[Material for the task Boundary: Start]

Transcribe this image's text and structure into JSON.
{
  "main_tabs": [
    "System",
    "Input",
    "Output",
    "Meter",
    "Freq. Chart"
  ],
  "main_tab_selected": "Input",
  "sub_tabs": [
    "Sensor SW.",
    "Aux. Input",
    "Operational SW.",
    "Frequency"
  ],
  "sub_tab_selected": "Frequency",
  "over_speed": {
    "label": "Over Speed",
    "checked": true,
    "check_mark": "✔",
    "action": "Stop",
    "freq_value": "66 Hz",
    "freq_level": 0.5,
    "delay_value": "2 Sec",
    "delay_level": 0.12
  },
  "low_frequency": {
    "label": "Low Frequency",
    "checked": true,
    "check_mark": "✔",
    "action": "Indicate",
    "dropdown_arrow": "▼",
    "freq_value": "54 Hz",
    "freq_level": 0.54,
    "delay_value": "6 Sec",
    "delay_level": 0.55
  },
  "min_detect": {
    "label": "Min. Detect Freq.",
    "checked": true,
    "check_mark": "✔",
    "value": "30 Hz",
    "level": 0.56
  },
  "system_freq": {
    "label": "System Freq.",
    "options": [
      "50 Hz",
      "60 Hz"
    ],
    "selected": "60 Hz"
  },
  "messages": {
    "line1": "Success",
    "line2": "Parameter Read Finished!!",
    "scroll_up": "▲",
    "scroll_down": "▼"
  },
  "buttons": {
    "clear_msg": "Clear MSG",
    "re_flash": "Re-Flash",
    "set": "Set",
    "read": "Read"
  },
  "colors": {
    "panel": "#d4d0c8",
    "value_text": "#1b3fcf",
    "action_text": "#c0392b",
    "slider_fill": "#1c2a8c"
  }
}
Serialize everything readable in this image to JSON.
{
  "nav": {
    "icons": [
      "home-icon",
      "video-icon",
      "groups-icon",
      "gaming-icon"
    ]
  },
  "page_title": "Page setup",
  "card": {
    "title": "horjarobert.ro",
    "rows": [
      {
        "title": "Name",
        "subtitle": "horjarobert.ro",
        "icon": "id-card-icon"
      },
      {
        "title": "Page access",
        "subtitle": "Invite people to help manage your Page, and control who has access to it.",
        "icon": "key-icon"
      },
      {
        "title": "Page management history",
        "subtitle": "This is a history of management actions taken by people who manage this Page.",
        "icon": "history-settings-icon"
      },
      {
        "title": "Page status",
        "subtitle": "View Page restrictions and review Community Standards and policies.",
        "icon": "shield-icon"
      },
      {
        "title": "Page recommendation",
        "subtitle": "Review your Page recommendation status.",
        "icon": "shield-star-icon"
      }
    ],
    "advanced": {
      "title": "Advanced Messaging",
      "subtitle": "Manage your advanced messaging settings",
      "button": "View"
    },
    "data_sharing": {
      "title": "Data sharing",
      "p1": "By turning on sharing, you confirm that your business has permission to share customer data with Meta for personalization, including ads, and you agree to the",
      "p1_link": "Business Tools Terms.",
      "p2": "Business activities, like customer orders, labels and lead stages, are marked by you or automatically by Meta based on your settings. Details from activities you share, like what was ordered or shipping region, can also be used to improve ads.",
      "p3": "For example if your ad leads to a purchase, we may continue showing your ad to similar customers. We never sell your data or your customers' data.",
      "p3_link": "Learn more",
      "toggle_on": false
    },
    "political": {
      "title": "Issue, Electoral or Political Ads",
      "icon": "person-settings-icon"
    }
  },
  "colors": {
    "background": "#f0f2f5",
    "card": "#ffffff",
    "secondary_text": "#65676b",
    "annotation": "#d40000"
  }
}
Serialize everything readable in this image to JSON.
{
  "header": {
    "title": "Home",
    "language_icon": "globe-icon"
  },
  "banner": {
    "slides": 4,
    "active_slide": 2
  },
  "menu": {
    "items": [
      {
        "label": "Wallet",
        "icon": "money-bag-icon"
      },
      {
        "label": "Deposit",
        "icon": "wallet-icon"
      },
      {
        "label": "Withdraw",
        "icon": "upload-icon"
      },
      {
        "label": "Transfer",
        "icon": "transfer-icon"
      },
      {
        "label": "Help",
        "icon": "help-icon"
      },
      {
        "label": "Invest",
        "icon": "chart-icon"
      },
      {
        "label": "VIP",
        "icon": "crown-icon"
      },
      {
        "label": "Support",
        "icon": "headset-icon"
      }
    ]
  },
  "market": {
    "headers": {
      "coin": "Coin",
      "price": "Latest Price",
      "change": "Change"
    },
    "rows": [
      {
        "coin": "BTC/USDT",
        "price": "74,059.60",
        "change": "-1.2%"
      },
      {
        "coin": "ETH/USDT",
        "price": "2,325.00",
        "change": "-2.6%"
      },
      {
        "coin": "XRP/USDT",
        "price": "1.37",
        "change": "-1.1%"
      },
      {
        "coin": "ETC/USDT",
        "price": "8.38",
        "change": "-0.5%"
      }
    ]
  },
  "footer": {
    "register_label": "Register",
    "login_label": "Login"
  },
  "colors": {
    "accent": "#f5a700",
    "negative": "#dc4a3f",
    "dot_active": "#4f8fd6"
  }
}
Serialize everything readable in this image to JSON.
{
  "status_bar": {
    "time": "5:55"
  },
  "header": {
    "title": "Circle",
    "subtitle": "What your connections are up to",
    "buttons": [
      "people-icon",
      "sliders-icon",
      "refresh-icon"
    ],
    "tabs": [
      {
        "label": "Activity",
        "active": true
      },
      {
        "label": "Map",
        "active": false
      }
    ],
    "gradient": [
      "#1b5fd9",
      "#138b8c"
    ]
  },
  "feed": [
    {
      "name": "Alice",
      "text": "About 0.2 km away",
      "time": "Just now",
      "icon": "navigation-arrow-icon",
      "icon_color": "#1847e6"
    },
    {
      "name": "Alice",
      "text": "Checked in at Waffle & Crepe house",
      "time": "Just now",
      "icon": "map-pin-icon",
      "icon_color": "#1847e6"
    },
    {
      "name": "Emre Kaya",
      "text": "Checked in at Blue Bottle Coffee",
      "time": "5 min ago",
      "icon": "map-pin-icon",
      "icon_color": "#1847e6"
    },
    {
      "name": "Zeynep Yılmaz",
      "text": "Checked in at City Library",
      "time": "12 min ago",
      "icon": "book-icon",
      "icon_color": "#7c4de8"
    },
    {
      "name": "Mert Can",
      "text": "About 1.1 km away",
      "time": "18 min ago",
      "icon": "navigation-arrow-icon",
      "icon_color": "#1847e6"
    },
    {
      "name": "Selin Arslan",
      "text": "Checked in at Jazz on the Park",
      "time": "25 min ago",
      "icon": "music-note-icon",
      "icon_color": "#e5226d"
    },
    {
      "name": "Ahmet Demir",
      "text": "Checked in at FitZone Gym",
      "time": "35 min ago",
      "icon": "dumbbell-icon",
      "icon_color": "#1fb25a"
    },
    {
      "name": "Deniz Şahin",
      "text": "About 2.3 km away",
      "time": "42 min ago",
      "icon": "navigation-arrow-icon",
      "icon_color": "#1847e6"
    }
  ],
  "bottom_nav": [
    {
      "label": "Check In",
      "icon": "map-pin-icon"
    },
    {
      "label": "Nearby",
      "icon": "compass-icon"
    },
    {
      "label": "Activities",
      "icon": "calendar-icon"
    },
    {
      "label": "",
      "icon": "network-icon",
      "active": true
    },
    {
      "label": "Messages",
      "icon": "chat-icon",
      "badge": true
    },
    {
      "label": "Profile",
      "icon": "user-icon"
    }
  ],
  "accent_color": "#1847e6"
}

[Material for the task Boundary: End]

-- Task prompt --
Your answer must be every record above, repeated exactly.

-- Response --
Transcribe this image's text and structure into JSON.
{
  "main_tabs": [
    "System",
    "Input",
    "Output",
    "Meter",
    "Freq. Chart"
  ],
  "main_tab_selected": "Input",
  "sub_tabs": [
    "Sensor SW.",
    "Aux. Input",
    "Operational SW.",
    "Frequency"
  ],
  "sub_tab_selected": "Frequency",
  "over_speed": {
    "label": "Over Speed",
    "checked": true,
    "check_mark": "✔",
    "action": "Stop",
    "freq_value": "66 Hz",
    "freq_level": 0.5,
    "delay_value": "2 Sec",
    "delay_level": 0.12
  },
  "low_frequency": {
    "label": "Low Frequency",
    "checked": true,
    "check_mark": "✔",
    "action": "Indicate",
    "dropdown_arrow": "▼",
    "freq_value": "54 Hz",
    "freq_level": 0.54,
    "delay_value": "6 Sec",
    "delay_level": 0.55
  },
  "min_detect": {
    "label": "Min. Detect Freq.",
    "checked": true,
    "check_mark": "✔",
    "value": "30 Hz",
    "level": 0.56
  },
  "system_freq": {
    "label": "System Freq.",
    "options": [
      "50 Hz",
      "60 Hz"
    ],
    "selected": "60 Hz"
  },
  "messages": {
    "line1": "Success",
    "line2": "Parameter Read Finished!!",
    "scroll_up": "▲",
    "scroll_down": "▼"
  },
  "buttons": {
    "clear_msg": "Clear MSG",
    "re_flash": "Re-Flash",
    "set": "Set",
    "read": "Read"
  },
  "colors": {
    "panel": "#d4d0c8",
    "value_text": "#1b3fcf",
    "action_text": "#c0392b",
    "slider_fill": "#1c2a8c"
  }
}
Serialize everything readable in this image to JSON.
{
  "nav": {
    "icons": [
      "home-icon",
      "video-icon",
      "groups-icon",
      "gaming-icon"
    ]
  },
  "page_title": "Page setup",
  "card": {
    "title": "horjarobert.ro",
    "rows": [
      {
        "title": "Name",
        "subtitle": "horjarobert.ro",
        "icon": "id-card-icon"
      },
      {
        "title": "Page access",
        "subtitle": "Invite people to help manage your Page, and control who has access to it.",
        "icon": "key-icon"
      },
      {
        "title": "Page management history",
        "subtitle": "This is a history of management actions taken by people who manage this Page.",
        "icon": "history-settings-icon"
      },
      {
        "title": "Page status",
        "subtitle": "View Page restrictions and review Community Standards and policies.",
        "icon": "shield-icon"
      },
      {
        "title": "Page recommendation",
        "subtitle": "Review your Page recommendation status.",
        "icon": "shield-star-icon"
      }
    ],
    "advanced": {
      "title": "Advanced Messaging",
      "subtitle": "Manage your advanced messaging settings",
      "button": "View"
    },
    "data_sharing": {
      "title": "Data sharing",
      "p1": "By turning on sharing, you confirm that your business has permission to share customer data with Meta for personalization, including ads, and you agree to the",
      "p1_link": "Business Tools Terms.",
      "p2": "Business activities, like customer orders, labels and lead stages, are marked by you or automatically by Meta based on your settings. Details from activities you share, like what was ordered or shipping region, can also be used to improve ads.",
      "p3": "For example if your ad leads to a purchase, we may continue showing your ad to similar customers. We never sell your data or your customers' data.",
      "p3_link": "Learn more",
      "toggle_on": false
    },
    "political": {
      "title": "Issue, Electoral or Political Ads",
      "icon": "person-settings-icon"
    }
  },
  "colors": {
    "background": "#f0f2f5",
    "card": "#ffffff",
    "secondary_text": "#65676b",
    "annotation": "#d40000"
  }
}
Serialize everything readable in this image to JSON.
{
  "header": {
    "title": "Home",
    "language_icon": "globe-icon"
  },
  "banner": {
    "slides": 4,
    "active_slide": 2
  },
  "menu": {
    "items": [
      {
        "label": "Wallet",
        "icon": "money-bag-icon"
      },
      {
        "label": "Deposit",
        "icon": "wallet-icon"
      },
      {
        "label": "Withdraw",
        "icon": "upload-icon"
      },
      {
        "label": "Transfer",
        "icon": "transfer-icon"
      },
      {
        "label": "Help",
        "icon": "help-icon"
      },
      {
        "label": "Invest",
        "icon": "chart-icon"
      },
      {
        "label": "VIP",
        "icon": "crown-icon"
      },
      {
        "label": "Support",
        "icon": "headset-icon"
      }
    ]
  },
  "market": {
    "headers": {
      "coin": "Coin",
      "price": "Latest Price",
      "change": "Change"
    },
    "rows": [
      {
        "coin": "BTC/USDT",
        "price": "74,059.60",
        "change": "-1.2%"
      },
      {
        "coin": "ETH/USDT",
        "price": "2,325.00",
        "change": "-2.6%"
      },
      {
        "coin": "XRP/USDT",
        "price": "1.37",
        "change": "-1.1%"
      },
      {
        "coin": "ETC/USDT",
        "price": "8.38",
        "change": "-0.5%"
      }
    ]
  },
  "footer": {
    "register_label": "Register",
    "login_label": "Login"
  },
  "colors": {
    "accent": "#f5a700",
    "negative": "#dc4a3f",
    "dot_active": "#4f8fd6"
  }
}
Serialize everything readable in this image to JSON.
{
  "status_bar": {
    "time": "5:55"
  },
  "header": {
    "title": "Circle",
    "subtitle": "What your connections are up to",
    "buttons": [
      "people-icon",
      "sliders-icon",
      "refresh-icon"
    ],
    "tabs": [
      {
        "label": "Activity",
        "active": true
      },
      {
        "label": "Map",
        "active": false
      }
    ],
    "gradient": [
      "#1b5fd9",
      "#138b8c"
    ]
  },
  "feed": [
    {
      "name": "Alice",
      "text": "About 0.2 km away",
      "time": "Just now",
      "icon": "navigation-arrow-icon",
      "icon_color": "#1847e6"
    },
    {
      "name": "Alice",
      "text": "Checked in at Waffle & Crepe house",
      "time": "Just now",
      "icon": "map-pin-icon",
      "icon_color": "#1847e6"
    },
    {
      "name": "Emre Kaya",
      "text": "Checked in at Blue Bottle Coffee",
      "time": "5 min ago",
      "icon": "map-pin-icon",
      "icon_color": "#1847e6"
    },
    {
      "name": "Zeynep Yılmaz",
      "text": "Checked in at City Library",
      "time": "12 min ago",
      "icon": "book-icon",
      "icon_color": "#7c4de8"
    },
    {
      "name": "Mert Can",
      "text": "About 1.1 km away",
      "time": "18 min ago",
      "icon": "navigation-arrow-icon",
      "icon_color": "#1847e6"
    },
    {
      "name": "Selin Arslan",
      "text": "Checked in at Jazz on the Park",
      "time": "25 min ago",
      "icon": "music-note-icon",
      "icon_color": "#e5226d"
    },
    {
      "name": "Ahmet Demir",
      "text": "Checked in at FitZone Gym",
      "time": "35 min ago",
      "icon": "dumbbell-icon",
      "icon_color": "#1fb25a"
    },
    {
      "name": "Deniz Şahin",
      "text": "About 2.3 km away",
      "time": "42 min ago",
      "icon": "navigation-arrow-icon",
      "icon_color": "#1847e6"
    }
  ],
  "bottom_nav": [
    {
      "label": "Check In",
      "icon": "map-pin-icon"
    },
    {
      "label": "Nearby",
      "icon": "compass-icon"
    },
    {
      "label": "Activities",
      "icon": "calendar-icon"
    },
    {
      "label": "",
      "icon": "network-icon",
      "active": true
    },
    {
      "label": "Messages",
      "icon": "chat-icon",
      "badge": true
    },
    {
      "label": "Profile",
      "icon": "user-icon"
    }
  ],
  "accent_color": "#1847e6"
}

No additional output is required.